Instead of the usual hawker centre-type stalls, some stallholders will operate out of repurposed containers, while others serve and cook food in specially imported Airstream caravans from the United States, food-truck style.
There are also dedicated restaurant spaces in Timbre+ for some brands, good for 20 to 30 diners.
The latest edition to the Keong Saik district is an urban Izakaya, Neon Pigeon.
Inspired by the world of flavours found in the hidden spots of Tokyo and the underground culture of buzzling cities like New York and Hong Kong, the establishment is a vibrant social house offering great value for money and the soul of a Japanese Izakaya with a punch of urban grit.
With a selection of starters (appropriately named ‘Bird Feed’), soups, greens, seafood and meats, Japanese snacks are given a modern and in-house twist at Neon Pigeon. The Izakaya-style menu, designed for tastings, serves up dishes in ‘small’ or ‘large’ portions and you are recommended to order six to eight small dishes to share between two people.
A look at the menu and you will notice the heavy use of classic, no-frills Japanese flavours in the condiments and among the assortment of "Bird Feed", is a cold dish of Chilled Cucumber with home-mixed crushed chilli peanuts, nori (seaweed) and goma (sesame), as well as the Tsukune Sliders, an east-meets-west combo of a Japanese meatball patty and a western slider bun, coupled with pickled kyuri (Japanese cucumber) and tare (soy basting sauce) aioli.
Keeping up with the fun-sharing concept, Neon Pigeon also offers a large format dining option of Barbecued Pork Shoulder for groups of four to six. With a two-day advance order required, the hearty fare of pork shoulder is slow-cooked for 20 hours and served in a black pepper teriyaki glaze, with a ginger scallion dipping sauce, bibb lettuce wraps, steamed buns, a spring onion salad, onigiri rice cake, kimchi and pickles to complement.
Also an integral part of the concept’s underground vibe is the Neon Pigeon bar. The bar’s Japanese-inspired drinks list includes a selection of Japanese beers and whiskeys, each a representative of different prefectures, as well as a curated list of spirits and Japanese inspired speciality cocktails. These include Throw A Kyuri-Ken, a vodka-based cocktail with a refreshing touch of lemon juice, yuzu and cucumber, as well as Harajuku Girl, a mix of gin, shiso leaf, and plum bitters.
The bar also houses a selection of sake of varying fragrances and complexity, including a range of Junmai, Daiginjo, Ginjo and Honjozo sakes, that were all hand-picked from sake distilleries across Japan to complement the dishes offered at Neon Pigeon.
Specially designed by US-based EDG Interior Architecture + Design, the Neon Pigeon space at The Working Capitol building on Keong Saik is built to own the vibe of a hidden spot off the main street only known to the locals, as a veiled corner of an urban metropolis.
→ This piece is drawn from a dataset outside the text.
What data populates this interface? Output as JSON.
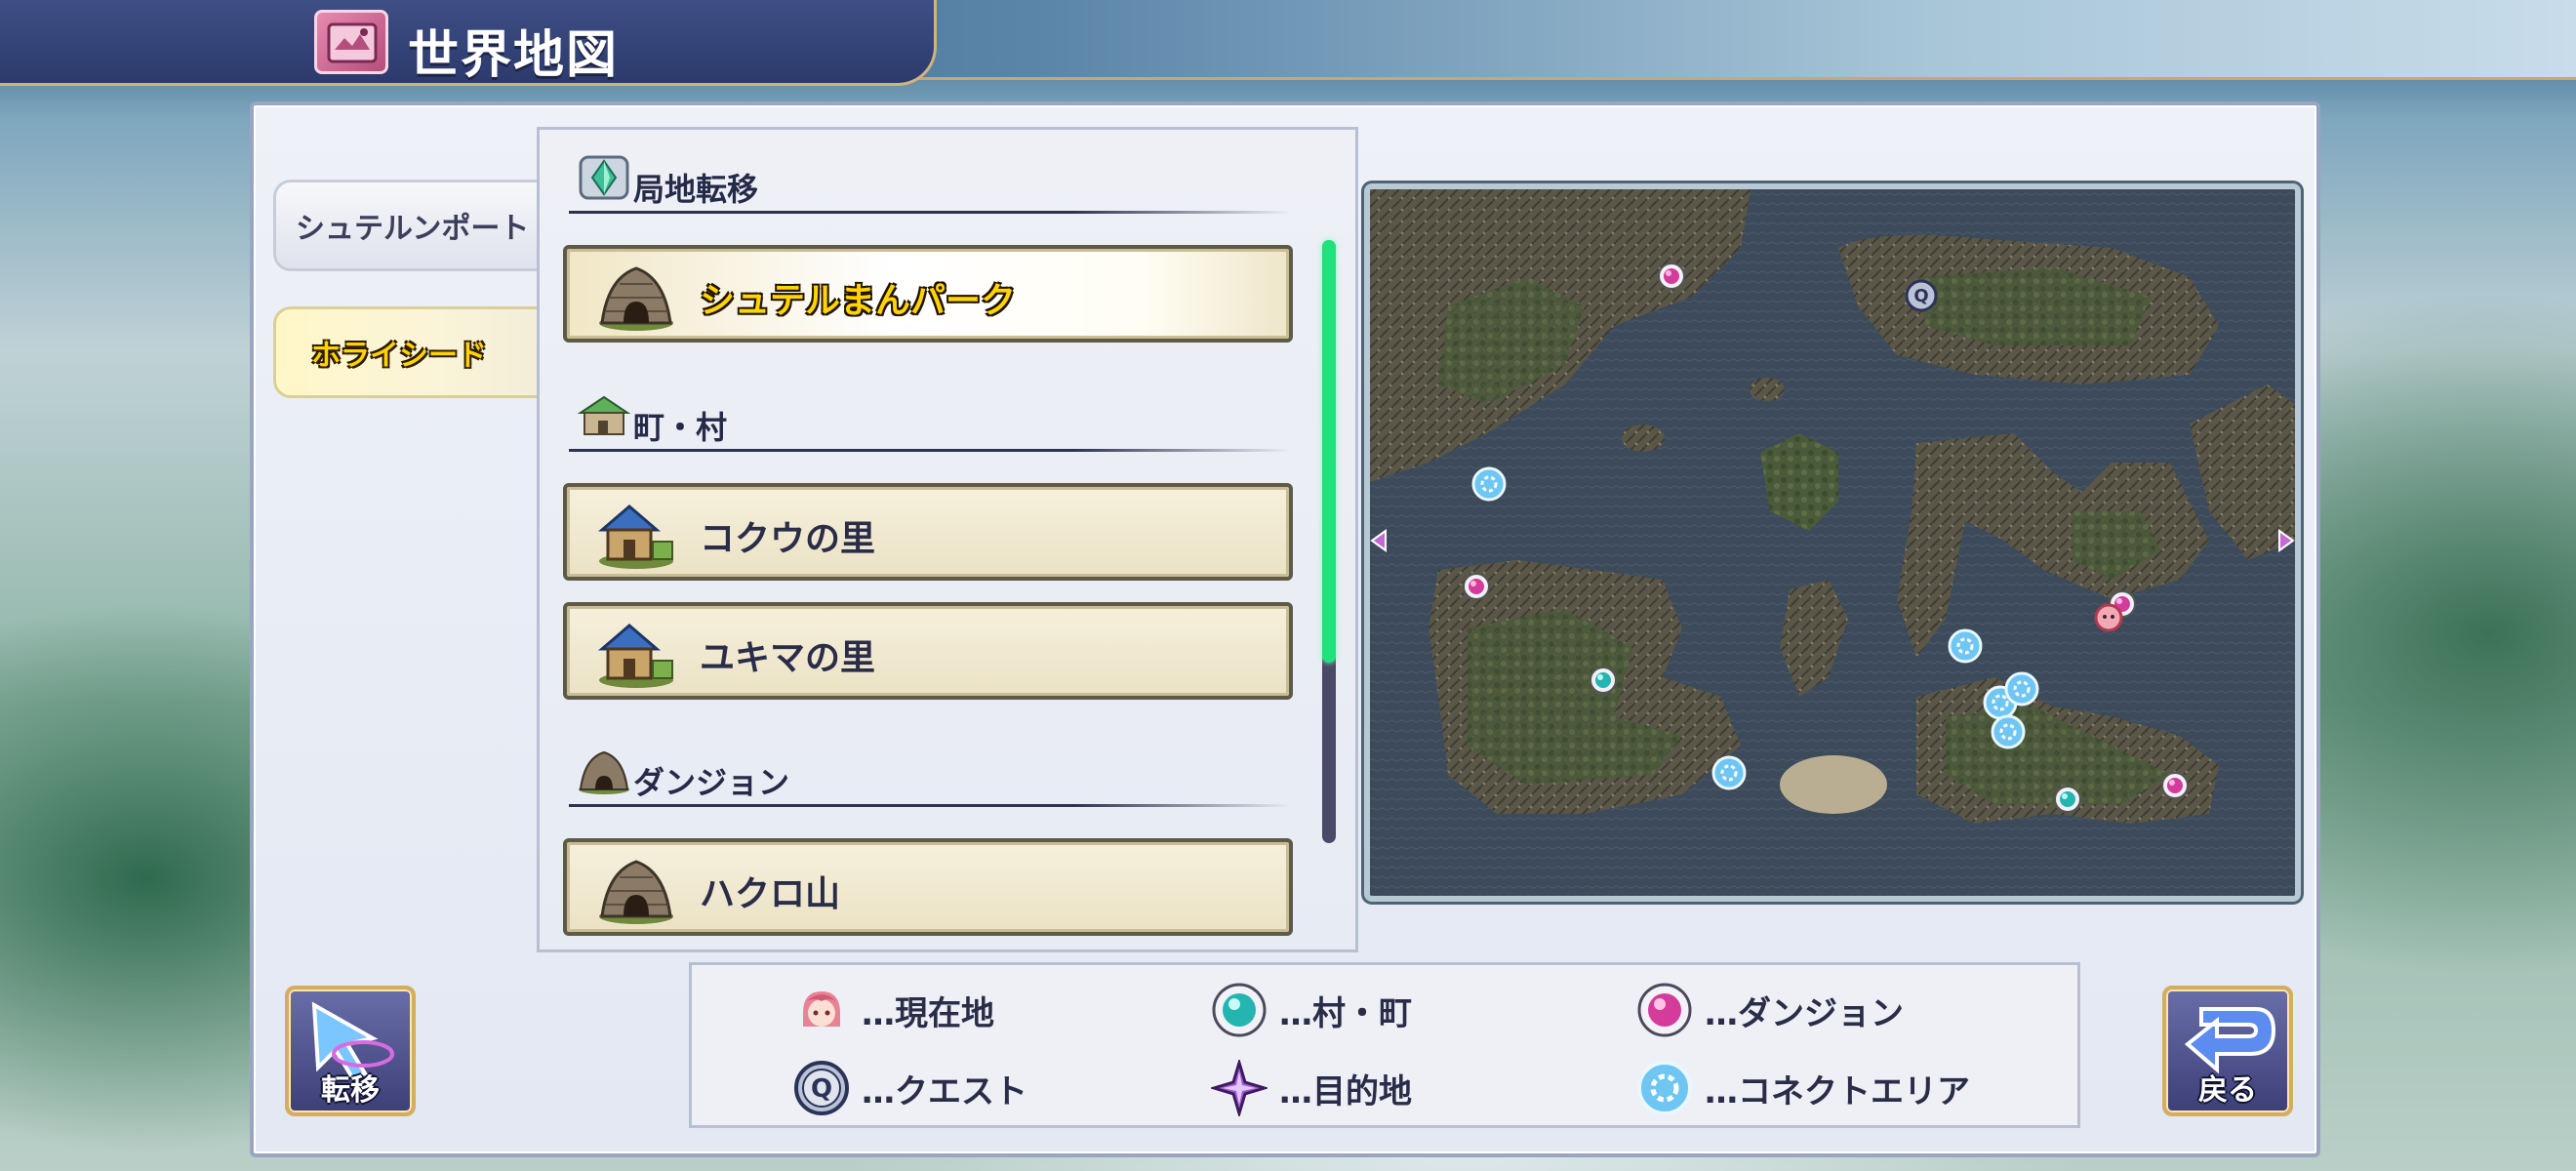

The exterior shows only a fluorescent pink pigeon, lit when in business, while the interior is paved with raw elements of steel and bricks that are softened with sophisticatedly designed wood finishing, giving the social hangout an urban grit with comfort and familiarity – an atmosphere reminiscent of Shibuya district in Tokyo or East Village in New York. A semi-open concept kitchen is also featured, with the action in the kitchen open for a close-up view.
A final and crucial touch to the space is the loud graffiti work plastered on the walls of the interior that gives the restaurant a touch of the underground New York City vibe. The team had specially commissioned local visual artist, ZERO to create these murals.